The job is to output each record again, character for character.

[App and web page records]
• • •

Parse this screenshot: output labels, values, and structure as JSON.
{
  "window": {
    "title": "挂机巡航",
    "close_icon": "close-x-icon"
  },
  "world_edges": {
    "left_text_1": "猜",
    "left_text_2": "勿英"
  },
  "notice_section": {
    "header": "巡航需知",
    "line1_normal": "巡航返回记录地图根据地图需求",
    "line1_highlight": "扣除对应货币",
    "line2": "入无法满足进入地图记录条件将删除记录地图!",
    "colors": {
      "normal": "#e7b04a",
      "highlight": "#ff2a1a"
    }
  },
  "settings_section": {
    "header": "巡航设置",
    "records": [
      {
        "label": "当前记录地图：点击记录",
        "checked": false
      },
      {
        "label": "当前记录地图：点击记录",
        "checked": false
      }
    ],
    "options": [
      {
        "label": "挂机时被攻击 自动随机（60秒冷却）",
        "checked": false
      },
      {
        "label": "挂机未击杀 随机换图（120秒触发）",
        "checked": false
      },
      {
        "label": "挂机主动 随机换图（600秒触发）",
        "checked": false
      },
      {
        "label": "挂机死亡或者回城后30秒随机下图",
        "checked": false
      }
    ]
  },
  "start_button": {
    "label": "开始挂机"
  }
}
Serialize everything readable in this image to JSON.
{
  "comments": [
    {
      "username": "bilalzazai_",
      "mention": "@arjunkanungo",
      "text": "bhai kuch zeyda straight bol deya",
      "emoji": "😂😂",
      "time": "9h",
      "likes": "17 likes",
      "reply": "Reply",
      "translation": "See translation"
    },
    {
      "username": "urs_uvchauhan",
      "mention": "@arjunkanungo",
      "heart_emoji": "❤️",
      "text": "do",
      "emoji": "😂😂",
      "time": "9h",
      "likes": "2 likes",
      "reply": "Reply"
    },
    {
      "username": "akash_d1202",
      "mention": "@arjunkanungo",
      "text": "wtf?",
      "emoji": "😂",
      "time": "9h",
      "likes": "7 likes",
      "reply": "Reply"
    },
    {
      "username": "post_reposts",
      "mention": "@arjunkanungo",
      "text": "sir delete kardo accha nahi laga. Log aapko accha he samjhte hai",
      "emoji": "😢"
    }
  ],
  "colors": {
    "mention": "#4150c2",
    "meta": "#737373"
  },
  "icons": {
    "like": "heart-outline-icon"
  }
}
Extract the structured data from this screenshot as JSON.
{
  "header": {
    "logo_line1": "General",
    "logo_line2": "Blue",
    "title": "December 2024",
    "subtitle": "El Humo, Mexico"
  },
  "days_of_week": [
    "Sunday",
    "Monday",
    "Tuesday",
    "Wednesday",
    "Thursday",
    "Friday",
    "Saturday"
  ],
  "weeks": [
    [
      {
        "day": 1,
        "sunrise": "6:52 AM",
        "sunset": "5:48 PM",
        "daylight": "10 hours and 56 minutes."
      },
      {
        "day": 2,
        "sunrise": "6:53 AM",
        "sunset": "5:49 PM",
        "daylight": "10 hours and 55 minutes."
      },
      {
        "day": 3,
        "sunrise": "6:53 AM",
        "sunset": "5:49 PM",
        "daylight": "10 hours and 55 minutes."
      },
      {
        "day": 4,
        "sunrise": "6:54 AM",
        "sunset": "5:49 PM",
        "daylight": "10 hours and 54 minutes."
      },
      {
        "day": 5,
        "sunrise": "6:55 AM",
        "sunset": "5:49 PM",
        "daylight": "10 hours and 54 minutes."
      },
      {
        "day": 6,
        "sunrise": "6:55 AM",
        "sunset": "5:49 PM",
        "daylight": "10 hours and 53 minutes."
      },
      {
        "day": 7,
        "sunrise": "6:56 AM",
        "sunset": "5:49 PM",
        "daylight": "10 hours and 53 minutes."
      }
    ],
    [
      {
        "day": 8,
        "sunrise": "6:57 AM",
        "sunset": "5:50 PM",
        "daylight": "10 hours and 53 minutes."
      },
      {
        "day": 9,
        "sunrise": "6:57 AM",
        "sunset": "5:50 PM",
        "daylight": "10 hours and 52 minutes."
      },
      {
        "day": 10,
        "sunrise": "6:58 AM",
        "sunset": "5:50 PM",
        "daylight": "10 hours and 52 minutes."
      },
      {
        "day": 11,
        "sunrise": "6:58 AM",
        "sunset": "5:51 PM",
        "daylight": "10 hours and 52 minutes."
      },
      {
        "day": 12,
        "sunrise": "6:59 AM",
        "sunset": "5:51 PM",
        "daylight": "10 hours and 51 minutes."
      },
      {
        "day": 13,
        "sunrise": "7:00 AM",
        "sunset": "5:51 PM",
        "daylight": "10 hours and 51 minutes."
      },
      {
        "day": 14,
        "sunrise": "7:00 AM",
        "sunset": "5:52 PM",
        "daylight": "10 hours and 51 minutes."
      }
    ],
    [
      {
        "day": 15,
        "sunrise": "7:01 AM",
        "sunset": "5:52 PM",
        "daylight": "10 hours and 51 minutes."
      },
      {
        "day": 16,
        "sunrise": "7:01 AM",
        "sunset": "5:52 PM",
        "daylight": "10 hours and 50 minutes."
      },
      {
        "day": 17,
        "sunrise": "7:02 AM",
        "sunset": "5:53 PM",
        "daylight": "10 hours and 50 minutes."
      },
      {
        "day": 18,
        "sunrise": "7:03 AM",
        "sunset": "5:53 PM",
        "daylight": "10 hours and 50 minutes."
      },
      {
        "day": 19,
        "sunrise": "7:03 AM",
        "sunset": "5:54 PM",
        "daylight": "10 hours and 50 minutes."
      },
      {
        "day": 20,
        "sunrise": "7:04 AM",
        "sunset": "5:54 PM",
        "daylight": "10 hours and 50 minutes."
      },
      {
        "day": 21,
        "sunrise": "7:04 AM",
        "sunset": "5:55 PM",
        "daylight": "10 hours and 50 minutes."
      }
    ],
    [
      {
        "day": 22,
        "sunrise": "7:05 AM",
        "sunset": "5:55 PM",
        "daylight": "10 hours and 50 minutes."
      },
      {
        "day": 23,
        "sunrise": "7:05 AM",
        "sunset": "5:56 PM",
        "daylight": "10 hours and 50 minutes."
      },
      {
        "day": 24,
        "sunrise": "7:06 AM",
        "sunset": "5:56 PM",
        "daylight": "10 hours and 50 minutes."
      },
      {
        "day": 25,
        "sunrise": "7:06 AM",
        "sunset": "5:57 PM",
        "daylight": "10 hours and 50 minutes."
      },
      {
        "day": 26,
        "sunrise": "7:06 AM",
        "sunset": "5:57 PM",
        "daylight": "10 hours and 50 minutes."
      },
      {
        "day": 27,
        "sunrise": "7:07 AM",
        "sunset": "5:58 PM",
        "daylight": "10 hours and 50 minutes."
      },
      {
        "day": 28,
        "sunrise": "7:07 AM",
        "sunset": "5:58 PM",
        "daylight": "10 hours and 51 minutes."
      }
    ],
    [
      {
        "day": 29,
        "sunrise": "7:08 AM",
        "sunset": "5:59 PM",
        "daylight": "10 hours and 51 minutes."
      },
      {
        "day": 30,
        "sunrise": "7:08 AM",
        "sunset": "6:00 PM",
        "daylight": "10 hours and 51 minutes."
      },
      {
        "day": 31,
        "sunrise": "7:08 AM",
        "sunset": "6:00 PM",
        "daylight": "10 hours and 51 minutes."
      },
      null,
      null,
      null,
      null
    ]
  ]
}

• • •

## TASK RESULT
Parse this screenshot: output labels, values, and structure as JSON.
{
  "window": {
    "title": "挂机巡航",
    "close_icon": "close-x-icon"
  },
  "world_edges": {
    "left_text_1": "猜",
    "left_text_2": "勿英"
  },
  "notice_section": {
    "header": "巡航需知",
    "line1_normal": "巡航返回记录地图根据地图需求",
    "line1_highlight": "扣除对应货币",
    "line2": "入无法满足进入地图记录条件将删除记录地图!",
    "colors": {
      "normal": "#e7b04a",
      "highlight": "#ff2a1a"
    }
  },
  "settings_section": {
    "header": "巡航设置",
    "records": [
      {
        "label": "当前记录地图：点击记录",
        "checked": false
      },
      {
        "label": "当前记录地图：点击记录",
        "checked": false
      }
    ],
    "options": [
      {
        "label": "挂机时被攻击 自动随机（60秒冷却）",
        "checked": false
      },
      {
        "label": "挂机未击杀 随机换图（120秒触发）",
        "checked": false
      },
      {
        "label": "挂机主动 随机换图（600秒触发）",
        "checked": false
      },
      {
        "label": "挂机死亡或者回城后30秒随机下图",
        "checked": false
      }
    ]
  },
  "start_button": {
    "label": "开始挂机"
  }
}
Serialize everything readable in this image to JSON.
{
  "comments": [
    {
      "username": "bilalzazai_",
      "mention": "@arjunkanungo",
      "text": "bhai kuch zeyda straight bol deya",
      "emoji": "😂😂",
      "time": "9h",
      "likes": "17 likes",
      "reply": "Reply",
      "translation": "See translation"
    },
    {
      "username": "urs_uvchauhan",
      "mention": "@arjunkanungo",
      "heart_emoji": "❤️",
      "text": "do",
      "emoji": "😂😂",
      "time": "9h",
      "likes": "2 likes",
      "reply": "Reply"
    },
    {
      "username": "akash_d1202",
      "mention": "@arjunkanungo",
      "text": "wtf?",
      "emoji": "😂",
      "time": "9h",
      "likes": "7 likes",
      "reply": "Reply"
    },
    {
      "username": "post_reposts",
      "mention": "@arjunkanungo",
      "text": "sir delete kardo accha nahi laga. Log aapko accha he samjhte hai",
      "emoji": "😢"
    }
  ],
  "colors": {
    "mention": "#4150c2",
    "meta": "#737373"
  },
  "icons": {
    "like": "heart-outline-icon"
  }
}
Extract the structured data from this screenshot as JSON.
{
  "header": {
    "logo_line1": "General",
    "logo_line2": "Blue",
    "title": "December 2024",
    "subtitle": "El Humo, Mexico"
  },
  "days_of_week": [
    "Sunday",
    "Monday",
    "Tuesday",
    "Wednesday",
    "Thursday",
    "Friday",
    "Saturday"
  ],
  "weeks": [
    [
      {
        "day": 1,
        "sunrise": "6:52 AM",
        "sunset": "5:48 PM",
        "daylight": "10 hours and 56 minutes."
      },
      {
        "day": 2,
        "sunrise": "6:53 AM",
        "sunset": "5:49 PM",
        "daylight": "10 hours and 55 minutes."
      },
      {
        "day": 3,
        "sunrise": "6:53 AM",
        "sunset": "5:49 PM",
        "daylight": "10 hours and 55 minutes."
      },
      {
        "day": 4,
        "sunrise": "6:54 AM",
        "sunset": "5:49 PM",
        "daylight": "10 hours and 54 minutes."
      },
      {
        "day": 5,
        "sunrise": "6:55 AM",
        "sunset": "5:49 PM",
        "daylight": "10 hours and 54 minutes."
      },
      {
        "day": 6,
        "sunrise": "6:55 AM",
        "sunset": "5:49 PM",
        "daylight": "10 hours and 53 minutes."
      },
      {
        "day": 7,
        "sunrise": "6:56 AM",
        "sunset": "5:49 PM",
        "daylight": "10 hours and 53 minutes."
      }
    ],
    [
      {
        "day": 8,
        "sunrise": "6:57 AM",
        "sunset": "5:50 PM",
        "daylight": "10 hours and 53 minutes."
      },
      {
        "day": 9,
        "sunrise": "6:57 AM",
        "sunset": "5:50 PM",
        "daylight": "10 hours and 52 minutes."
      },
      {
        "day": 10,
        "sunrise": "6:58 AM",
        "sunset": "5:50 PM",
        "daylight": "10 hours and 52 minutes."
      },
      {
        "day": 11,
        "sunrise": "6:58 AM",
        "sunset": "5:51 PM",
        "daylight": "10 hours and 52 minutes."
      },
      {
        "day": 12,
        "sunrise": "6:59 AM",
        "sunset": "5:51 PM",
        "daylight": "10 hours and 51 minutes."
      },
      {
        "day": 13,
        "sunrise": "7:00 AM",
        "sunset": "5:51 PM",
        "daylight": "10 hours and 51 minutes."
      },
      {
        "day": 14,
        "sunrise": "7:00 AM",
        "sunset": "5:52 PM",
        "daylight": "10 hours and 51 minutes."
      }
    ],
    [
      {
        "day": 15,
        "sunrise": "7:01 AM",
        "sunset": "5:52 PM",
        "daylight": "10 hours and 51 minutes."
      },
      {
        "day": 16,
        "sunrise": "7:01 AM",
        "sunset": "5:52 PM",
        "daylight": "10 hours and 50 minutes."
      },
      {
        "day": 17,
        "sunrise": "7:02 AM",
        "sunset": "5:53 PM",
        "daylight": "10 hours and 50 minutes."
      },
      {
        "day": 18,
        "sunrise": "7:03 AM",
        "sunset": "5:53 PM",
        "daylight": "10 hours and 50 minutes."
      },
      {
        "day": 19,
        "sunrise": "7:03 AM",
        "sunset": "5:54 PM",
        "daylight": "10 hours and 50 minutes."
      },
      {
        "day": 20,
        "sunrise": "7:04 AM",
        "sunset": "5:54 PM",
        "daylight": "10 hours and 50 minutes."
      },
      {
        "day": 21,
        "sunrise": "7:04 AM",
        "sunset": "5:55 PM",
        "daylight": "10 hours and 50 minutes."
      }
    ],
    [
      {
        "day": 22,
        "sunrise": "7:05 AM",
        "sunset": "5:55 PM",
        "daylight": "10 hours and 50 minutes."
      },
      {
        "day": 23,
        "sunrise": "7:05 AM",
        "sunset": "5:56 PM",
        "daylight": "10 hours and 50 minutes."
      },
      {
        "day": 24,
        "sunrise": "7:06 AM",
        "sunset": "5:56 PM",
        "daylight": "10 hours and 50 minutes."
      },
      {
        "day": 25,
        "sunrise": "7:06 AM",
        "sunset": "5:57 PM",
        "daylight": "10 hours and 50 minutes."
      },
      {
        "day": 26,
        "sunrise": "7:06 AM",
        "sunset": "5:57 PM",
        "daylight": "10 hours and 50 minutes."
      },
      {
        "day": 27,
        "sunrise": "7:07 AM",
        "sunset": "5:58 PM",
        "daylight": "10 hours and 50 minutes."
      },
      {
        "day": 28,
        "sunrise": "7:07 AM",
        "sunset": "5:58 PM",
        "daylight": "10 hours and 51 minutes."
      }
    ],
    [
      {
        "day": 29,
        "sunrise": "7:08 AM",
        "sunset": "5:59 PM",
        "daylight": "10 hours and 51 minutes."
      },
      {
        "day": 30,
        "sunrise": "7:08 AM",
        "sunset": "6:00 PM",
        "daylight": "10 hours and 51 minutes."
      },
      {
        "day": 31,
        "sunrise": "7:08 AM",
        "sunset": "6:00 PM",
        "daylight": "10 hours and 51 minutes."
      },
      null,
      null,
      null,
      null
    ]
  ]
}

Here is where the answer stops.